4. When describing a fold, use its name, the place where the fold begins and ends, or other "landmarks" to locate it exactly. Make certain that you orient your sample the same way your students are folding – learn to fold the model upside down if necessary. Treat each step as one unit; first identify the present condition and orientation of the model, then perform the step, and confirm the new condition and orientation of the model. Don't continue until you have confirmed that each of your students has performed this step correctly.
5. Encourage the students to observe your demonstration of a move before they attempt it. Demonstrate each move twice.
6. Watch your students carefully, and not just their hands. Look for blank or quizzical expressions and if you sense any hesitation or uncertainty, repeat your instructions in a slightly different (hopefully clearer) way.
7. Be supportive and non-threatening in your instruction and corrections – not everyone learns at the same pace. Give the class as much assurance and positive encouragement as you can.
8. Try to ensure that your students are quiet and attentive. A noisy room is not the most comfortable learning environment.

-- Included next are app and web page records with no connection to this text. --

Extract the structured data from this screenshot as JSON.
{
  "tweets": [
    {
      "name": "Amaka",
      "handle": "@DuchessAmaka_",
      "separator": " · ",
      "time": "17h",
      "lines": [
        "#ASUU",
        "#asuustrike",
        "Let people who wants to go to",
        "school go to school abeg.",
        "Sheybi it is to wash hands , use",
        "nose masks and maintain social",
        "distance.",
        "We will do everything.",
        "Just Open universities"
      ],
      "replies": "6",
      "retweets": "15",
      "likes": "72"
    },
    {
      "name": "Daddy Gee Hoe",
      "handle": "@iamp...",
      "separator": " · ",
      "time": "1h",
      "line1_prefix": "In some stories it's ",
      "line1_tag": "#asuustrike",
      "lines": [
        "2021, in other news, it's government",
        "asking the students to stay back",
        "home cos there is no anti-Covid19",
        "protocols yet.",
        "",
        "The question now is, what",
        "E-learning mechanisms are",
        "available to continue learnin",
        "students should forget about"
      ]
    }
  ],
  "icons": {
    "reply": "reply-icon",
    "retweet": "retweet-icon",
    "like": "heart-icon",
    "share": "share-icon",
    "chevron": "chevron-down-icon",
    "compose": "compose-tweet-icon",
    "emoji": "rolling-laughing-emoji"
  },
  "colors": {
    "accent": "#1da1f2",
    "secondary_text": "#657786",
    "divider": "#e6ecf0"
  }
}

9. Suggest that folders compare their models with their neighbors' models. Encourage them to help each other if possible.

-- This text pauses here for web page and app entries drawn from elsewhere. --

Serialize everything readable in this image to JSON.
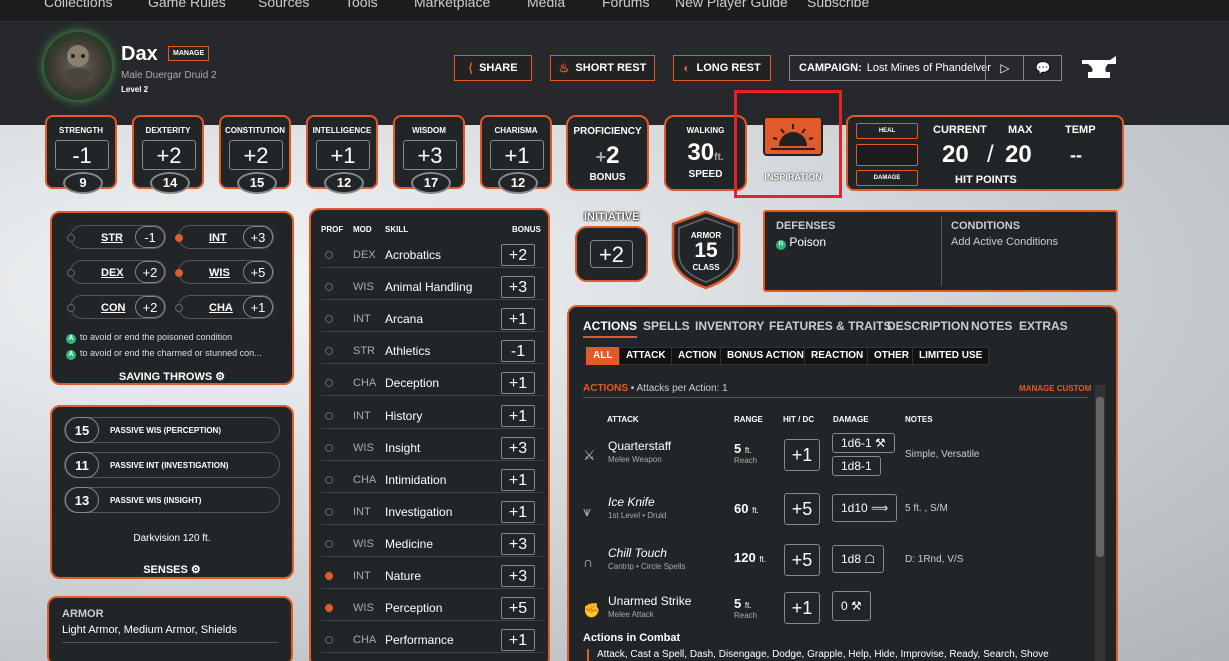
{
  "nav": [
    "Collections",
    "Game Rules",
    "Sources",
    "Tools",
    "Marketplace",
    "Media",
    "Forums",
    "New Player Guide",
    "Subscribe"
  ],
  "character": {
    "name": "Dax",
    "manage": "MANAGE",
    "subtitle": "Male  Duergar  Druid 2",
    "level": "Level 2"
  },
  "header": {
    "share": "SHARE",
    "short_rest": "SHORT REST",
    "long_rest": "LONG REST",
    "campaign_label": "CAMPAIGN:",
    "campaign_value": "Lost Mines of Phandelver"
  },
  "abilities": [
    {
      "name": "STRENGTH",
      "mod": "-1",
      "score": "9"
    },
    {
      "name": "DEXTERITY",
      "mod": "+2",
      "score": "14"
    },
    {
      "name": "CONSTITUTION",
      "mod": "+2",
      "score": "15"
    },
    {
      "name": "INTELLIGENCE",
      "mod": "+1",
      "score": "12"
    },
    {
      "name": "WISDOM",
      "mod": "+3",
      "score": "17"
    },
    {
      "name": "CHARISMA",
      "mod": "+1",
      "score": "12"
    }
  ],
  "proficiency": {
    "label": "PROFICIENCY",
    "sign": "+",
    "value": "2",
    "sub": "BONUS"
  },
  "speed": {
    "label": "WALKING",
    "value": "30",
    "unit": "ft.",
    "sub": "SPEED"
  },
  "inspiration": {
    "label": "INSPIRATION"
  },
  "hp": {
    "heal": "HEAL",
    "damage": "DAMAGE",
    "current_label": "CURRENT",
    "max_label": "MAX",
    "temp_label": "TEMP",
    "current": "20",
    "slash": "/",
    "max": "20",
    "temp": "--",
    "title": "HIT POINTS"
  },
  "saves": {
    "rows": [
      {
        "name": "STR",
        "val": "-1"
      },
      {
        "name": "INT",
        "val": "+3"
      },
      {
        "name": "DEX",
        "val": "+2"
      },
      {
        "name": "WIS",
        "val": "+5"
      },
      {
        "name": "CON",
        "val": "+2"
      },
      {
        "name": "CHA",
        "val": "+1"
      }
    ],
    "note1": "to avoid or end the poisoned condition",
    "note2": "to avoid or end the charmed or stunned con...",
    "badge": "A",
    "title": "SAVING THROWS"
  },
  "senses": {
    "passives": [
      {
        "val": "15",
        "label": "PASSIVE WIS (PERCEPTION)"
      },
      {
        "val": "11",
        "label": "PASSIVE INT (INVESTIGATION)"
      },
      {
        "val": "13",
        "label": "PASSIVE WIS (INSIGHT)"
      }
    ],
    "darkvision": "Darkvision 120 ft.",
    "title": "SENSES"
  },
  "proficiencies": {
    "title": "ARMOR",
    "value": "Light Armor, Medium Armor, Shields"
  },
  "skills": {
    "headers": {
      "prof": "PROF",
      "mod": "MOD",
      "skill": "SKILL",
      "bonus": "BONUS"
    },
    "rows": [
      {
        "mod": "DEX",
        "name": "Acrobatics",
        "bonus": "+2",
        "prof": false
      },
      {
        "mod": "WIS",
        "name": "Animal Handling",
        "bonus": "+3",
        "prof": false
      },
      {
        "mod": "INT",
        "name": "Arcana",
        "bonus": "+1",
        "prof": false
      },
      {
        "mod": "STR",
        "name": "Athletics",
        "bonus": "-1",
        "prof": false
      },
      {
        "mod": "CHA",
        "name": "Deception",
        "bonus": "+1",
        "prof": false
      },
      {
        "mod": "INT",
        "name": "History",
        "bonus": "+1",
        "prof": false
      },
      {
        "mod": "WIS",
        "name": "Insight",
        "bonus": "+3",
        "prof": false
      },
      {
        "mod": "CHA",
        "name": "Intimidation",
        "bonus": "+1",
        "prof": false
      },
      {
        "mod": "INT",
        "name": "Investigation",
        "bonus": "+1",
        "prof": false
      },
      {
        "mod": "WIS",
        "name": "Medicine",
        "bonus": "+3",
        "prof": false
      },
      {
        "mod": "INT",
        "name": "Nature",
        "bonus": "+3",
        "prof": true
      },
      {
        "mod": "WIS",
        "name": "Perception",
        "bonus": "+5",
        "prof": true
      },
      {
        "mod": "CHA",
        "name": "Performance",
        "bonus": "+1",
        "prof": false
      }
    ]
  },
  "initiative": {
    "label": "INITIATIVE",
    "value": "+2"
  },
  "armor": {
    "top": "ARMOR",
    "value": "15",
    "bottom": "CLASS"
  },
  "defenses": {
    "title": "DEFENSES",
    "badge": "R",
    "value": "Poison",
    "cond_title": "CONDITIONS",
    "cond_value": "Add Active Conditions"
  },
  "actions": {
    "tabs": [
      "ACTIONS",
      "SPELLS",
      "INVENTORY",
      "FEATURES & TRAITS",
      "DESCRIPTION",
      "NOTES",
      "EXTRAS"
    ],
    "filters": [
      "ALL",
      "ATTACK",
      "ACTION",
      "BONUS ACTION",
      "REACTION",
      "OTHER",
      "LIMITED USE"
    ],
    "section": "ACTIONS",
    "per_action": "• Attacks per Action: 1",
    "manage_custom": "MANAGE CUSTOM",
    "cols": {
      "attack": "ATTACK",
      "range": "RANGE",
      "hit": "HIT / DC",
      "damage": "DAMAGE",
      "notes": "NOTES"
    },
    "rows": [
      {
        "name": "Quarterstaff",
        "sub": "Melee Weapon",
        "range": "5",
        "range_unit": "ft.",
        "range_sub": "Reach",
        "hit": "+1",
        "dmg1": "1d6-1",
        "dmg2": "1d8-1",
        "notes": "Simple, Versatile"
      },
      {
        "name": "Ice Knife",
        "sub": "1st Level • Druid",
        "range": "60",
        "range_unit": "ft.",
        "range_sub": "",
        "hit": "+5",
        "dmg1": "1d10",
        "dmg2": "",
        "notes": "5 ft. , S/M"
      },
      {
        "name": "Chill Touch",
        "sub": "Cantrip • Circle Spells",
        "range": "120",
        "range_unit": "ft.",
        "range_sub": "",
        "hit": "+5",
        "dmg1": "1d8",
        "dmg2": "",
        "notes": "D: 1Rnd, V/S"
      },
      {
        "name": "Unarmed Strike",
        "sub": "Melee Attack",
        "range": "5",
        "range_unit": "ft.",
        "range_sub": "Reach",
        "hit": "+1",
        "dmg1": "0",
        "dmg2": "",
        "notes": ""
      }
    ],
    "combat_title": "Actions in Combat",
    "combat_list": "Attack, Cast a Spell, Dash, Disengage, Dodge, Grapple, Help, Hide, Improvise, Ready, Search, Shove"
  },
  "colors": {
    "accent": "#e05a2a",
    "panel": "#222527",
    "highlight": "#e8202a"
  }
}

10. Help individual students who have particular difficulty. Avoid folding the student's model for them. If you have to perform the move on the student's model, unfold the step and let the student try. If the student is still unable to perform the move, you may need to fold the model, if that is necessary to enable the student to proceed to a satisfactory end. The student's self satisfaction is the one great essential. They must succeed. Frustration and failure will alienate them from origami altogether. Do, however, encourage students to avoid models well beyond their present skill levels.
11. Keep aware of the time.
These are some of the more common words used to "speak origami." The list includes names of landmarks, folds, and bases. It will be helpful to be familiar with these words and what they mean.
White Side, Corner, Landmark, Long Side(s), Colored Side, Center (middle), Valley Fold, Double raw/folded edge, Raw Edge, Center Line, Mountain Fold, Point, Folded Edge, Diagonal, Short Side(s)
Crease vs. Fold, Kite Fold, Squash , Swivel Fold, Pre-creasing, Locking, Lover's Knot Move, Sink, Preparation Folds , Cupboard Door Fold, Inside Reverse Fold, Pinch, Diagonal or Diaper Fold, Wing Fold, Outside Reverse Fold, Minor Miracle, Ice-cream Cone Fold, Petal Fold, Rabbit Ear, Book Fold, Pleat, Crimp
Preliminary Base , Fish Base, Bird Base, Blintz Base, Waterbomb Base, Windmill Base, Frog (or lily) Base, Stretching a Base
MODEL: the finished product of your efforts
DOUBLE RAW/FOLDED EDGE: where two raw or folded edges lie on top of each other
CREASE vs. FOLD: a crease is the line in the paper when you unfold a particular move; whereas a fold is a completed move.
POINT: the intersection of creases or folds or a location (i.e., center). The corners of the paper and the free ends of flaps may also be referred to as points.
LANDMARK: a point, crease, edge, or fold which locates the area or move precisely.
PRE-CREASING (preparation folds): a series of folds and unfolds which creates landmarks or prepares the paper for subsequent moves (i.e., pre-creasing in reverse folding).
LOCKING: a move that helps to hold in shape, often the insertion of a flap into a pocket.
FUDGE FACTOR: a small gap or space which allows for the thickness of the paper when folded layers are brought together. Fudge factors prevent the buckling of thick folds.